- This is the third cut in a row this year, having slashed the forecast from 5.8 per cent it projected in November last year.
- The lender projects the country's debt profile to weaken further, making the country unattractive, especially to external lenders.
NCBA Bank has further cut Kenya's growth prospect by 30 basis points, citing election fever, currency devaluation, growing inflation and poor rainfall.
The lender now projects the economy to expand by 4.9 per cent in the current financial year down from 5.2 per cent projected in April.
This is the third cut in a row this year, having slashed the forecast from 5.8 per cent projected last November.
''We project GDP growth to slow down to 4.9 per cent, slower than National Treasury’s six per cent forecast as consumption and investments slow amid rising costs and uncertainty,'' NCBA economist Raphael Agung' said.

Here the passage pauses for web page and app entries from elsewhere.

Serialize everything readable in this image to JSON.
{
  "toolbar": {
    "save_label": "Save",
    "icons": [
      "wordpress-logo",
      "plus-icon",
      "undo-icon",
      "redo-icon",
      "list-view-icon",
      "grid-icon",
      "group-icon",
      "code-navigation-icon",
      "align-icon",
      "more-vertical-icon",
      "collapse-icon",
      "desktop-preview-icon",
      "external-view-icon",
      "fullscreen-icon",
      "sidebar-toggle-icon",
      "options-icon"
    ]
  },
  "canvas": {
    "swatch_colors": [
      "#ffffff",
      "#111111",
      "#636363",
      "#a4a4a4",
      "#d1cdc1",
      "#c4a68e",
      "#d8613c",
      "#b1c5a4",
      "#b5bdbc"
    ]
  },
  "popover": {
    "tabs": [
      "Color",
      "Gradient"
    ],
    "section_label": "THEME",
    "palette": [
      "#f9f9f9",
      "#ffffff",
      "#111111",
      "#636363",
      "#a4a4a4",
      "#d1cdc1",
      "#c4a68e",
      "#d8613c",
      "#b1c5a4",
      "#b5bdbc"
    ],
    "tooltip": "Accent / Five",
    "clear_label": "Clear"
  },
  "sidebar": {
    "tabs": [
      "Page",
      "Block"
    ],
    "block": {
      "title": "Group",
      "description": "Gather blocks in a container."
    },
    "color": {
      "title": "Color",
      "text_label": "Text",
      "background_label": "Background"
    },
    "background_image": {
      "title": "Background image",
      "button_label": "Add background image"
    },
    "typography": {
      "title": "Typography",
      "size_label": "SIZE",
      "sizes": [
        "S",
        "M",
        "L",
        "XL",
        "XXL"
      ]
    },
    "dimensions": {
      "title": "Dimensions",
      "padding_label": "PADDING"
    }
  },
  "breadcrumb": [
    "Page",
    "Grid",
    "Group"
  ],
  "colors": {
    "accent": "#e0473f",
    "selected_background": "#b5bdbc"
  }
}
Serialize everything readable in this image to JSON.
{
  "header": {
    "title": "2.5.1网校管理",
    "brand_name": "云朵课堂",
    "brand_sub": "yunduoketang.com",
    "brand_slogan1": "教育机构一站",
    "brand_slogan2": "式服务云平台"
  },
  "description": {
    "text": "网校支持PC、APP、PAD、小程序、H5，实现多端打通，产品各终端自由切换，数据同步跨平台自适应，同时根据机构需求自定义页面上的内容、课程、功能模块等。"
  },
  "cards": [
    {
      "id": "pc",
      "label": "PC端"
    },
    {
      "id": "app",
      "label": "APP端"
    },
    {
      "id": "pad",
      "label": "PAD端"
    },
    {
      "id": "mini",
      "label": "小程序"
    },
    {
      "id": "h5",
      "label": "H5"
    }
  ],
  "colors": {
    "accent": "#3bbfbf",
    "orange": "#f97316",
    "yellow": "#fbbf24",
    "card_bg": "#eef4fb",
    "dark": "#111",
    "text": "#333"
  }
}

NCBA's forecast is less than the National Treasury and World Bank projections. The government expects the country's GDP to expand by six per cent.
The global lender, in its recent economic outlook, expects Kenya’s real gross domestic product (GDP) to grow by 5.5 percent in 2022 and 5.2 percent on average in 2023–24.
An erratic rainfall pattern being experienced in the country poses a major threat to the country’s leading GDP earner, the agricultural sector.
The report shows agriculture, forestry and fishing contracted to -0.2 per cent from 4.6 per cent growth recorded in 2020.
The lender projected a further increase in the cost of living amid the weakening shilling against the greenback and high global fuel prices, a result of the Russia-Ukraine war.
The shilling has been crumbling against the greenback for over a year now, dropping almost 3.5 per cent since January to trade at 117.40 units yesterday.
This is attributed to volatilities in the global marketplace and rising inflation, especially in the US, where the government has intervened by raising the base lending rate. the benchmark for most interest rates.
Last week, Joe Biden's regime raised its Federal rate by 0.75 per cent to range between 1.5 and 1.75 percent, the highest jump since 1994.
The strengthening shilling is also expected to worsen Kenya's tight debt obligation, with the yield on Eurobond hitting double digits according to the latest CBK weekly bulletin.
NCBA projects the country's debt profile to weaken further, making the country unattractive, especially to external lenders.
Lat month, both Moody's, Fitch rating and S&P lowered the country's creditworthiness, citing high uncertainties both in the local and international markets.
Kenya's debt registry as of the end of last year shows gross public debt crossed the Sh8 trillion mark to stand at Sh8.2 trillion against the country's GDP estimated at Sh10.7 trillion.
The current debt ceiling stands at Sh9 trillion and is expected to accrue to a 10 trillion mark. This is with the government's strategy in addressing the fiscal implications towards attaining its developmental agenda.
“Continued rise in the debt ceiling will cause increased interest rates in efforts to lower the debt ceiling that is currently a main concern to the taxpayer,'' Agung’ added.
Most investors have recently shunned the acquisition of credit to invest with the looming uncertainties that are seemingly occasioned by the electioneering period. This slows down growth.
“As we approach the general elections, it noted that elections points in Kenya have always had a negative GDP outcome; nevertheless, its worth noting that elections do not necessarily stop growth and investment but may just delay the investment process,” Agung’ said.